→ WHAT IS NEEDED: Within the listing below, how many lines hold the string "icon"? Only the number is wanted.

→ DATA:
• • • • •

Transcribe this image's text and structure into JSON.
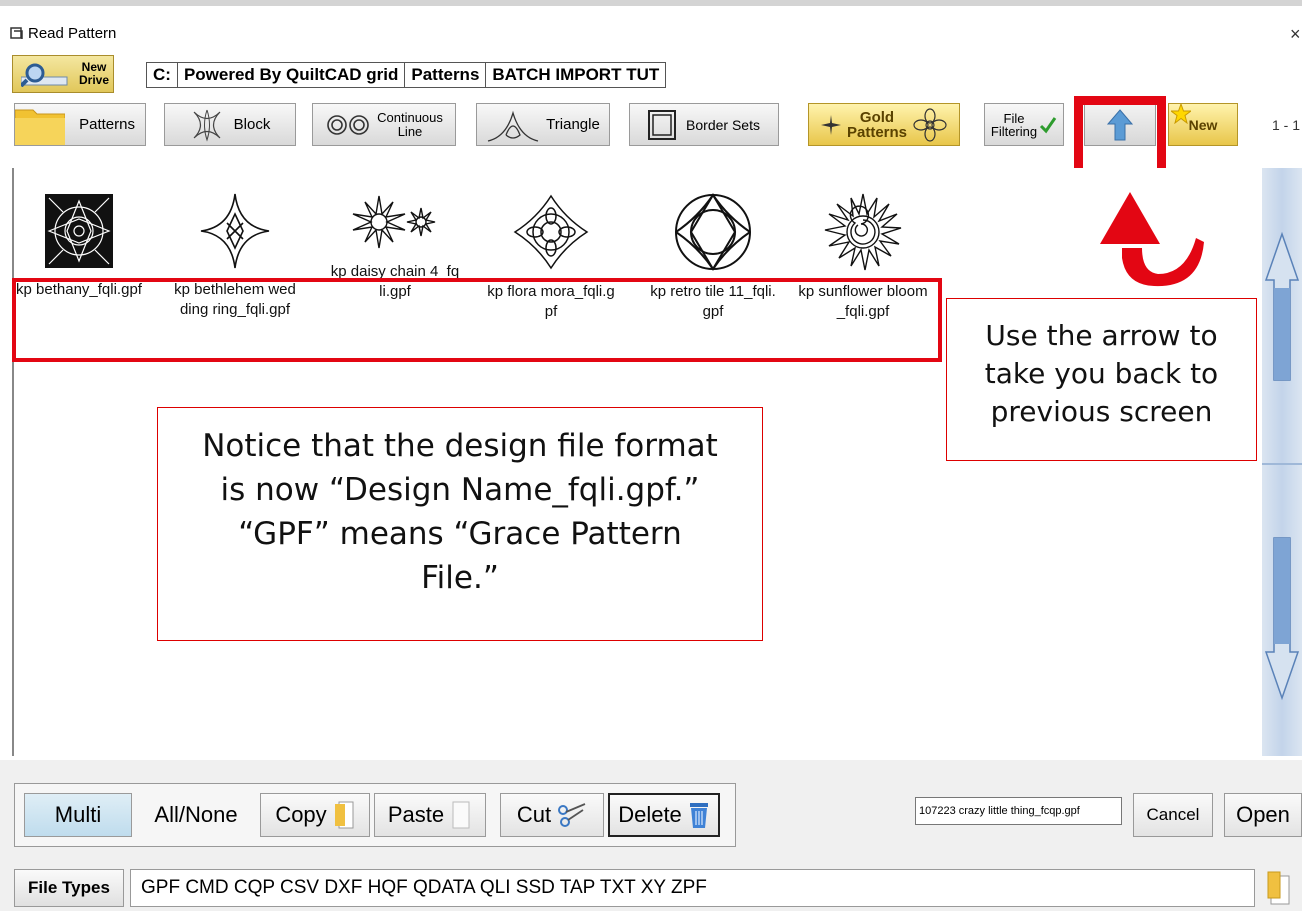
{
  "window": {
    "title": "Read Pattern",
    "close_glyph": "×"
  },
  "drive": {
    "new_drive_label_line1": "New",
    "new_drive_label_line2": "Drive"
  },
  "path": {
    "segments": [
      "C:",
      "Powered By QuiltCAD grid",
      "Patterns",
      "BATCH IMPORT TUT"
    ]
  },
  "toolbar": {
    "patterns": "Patterns",
    "block": "Block",
    "continuous_line1": "Continuous",
    "continuous_line2": "Line",
    "triangle": "Triangle",
    "border_sets": "Border Sets",
    "gold_line1": "Gold",
    "gold_line2": "Patterns",
    "file_filtering_line1": "File",
    "file_filtering_line2": "Filtering",
    "new": "New",
    "page_count": "1 - 1"
  },
  "patterns": [
    {
      "name": "kp bethany_fqli.gpf",
      "icon": "bethany-pattern-icon"
    },
    {
      "name": "kp bethlehem wedding ring_fqli.gpf",
      "icon": "bethlehem-pattern-icon"
    },
    {
      "name": "kp daisy chain 4_fqli.gpf",
      "icon": "daisy-chain-pattern-icon"
    },
    {
      "name": "kp flora mora_fqli.gpf",
      "icon": "flora-mora-pattern-icon"
    },
    {
      "name": "kp retro tile 11_fqli.gpf",
      "icon": "retro-tile-pattern-icon"
    },
    {
      "name": "kp sunflower bloom_fqli.gpf",
      "icon": "sunflower-pattern-icon"
    }
  ],
  "callouts": {
    "arrow_note": "Use the arrow to take you back to previous screen",
    "format_note": "Notice that the design file format is now “Design Name_fqli.gpf.” “GPF” means “Grace Pattern File.”"
  },
  "bottom": {
    "multi": "Multi",
    "all_none": "All/None",
    "copy": "Copy",
    "paste": "Paste",
    "cut": "Cut",
    "delete": "Delete",
    "filename_value": "107223 crazy little thing_fcqp.gpf",
    "cancel": "Cancel",
    "open": "Open",
    "file_types_label": "File Types",
    "file_types": "GPF CMD CQP CSV DXF HQF QDATA QLI SSD TAP TXT XY ZPF"
  },
  "colors": {
    "annotation_red": "#e30613",
    "scroll_blue": "#c3d4ea"
  }
}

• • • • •

→ COMPLETED TASK: 6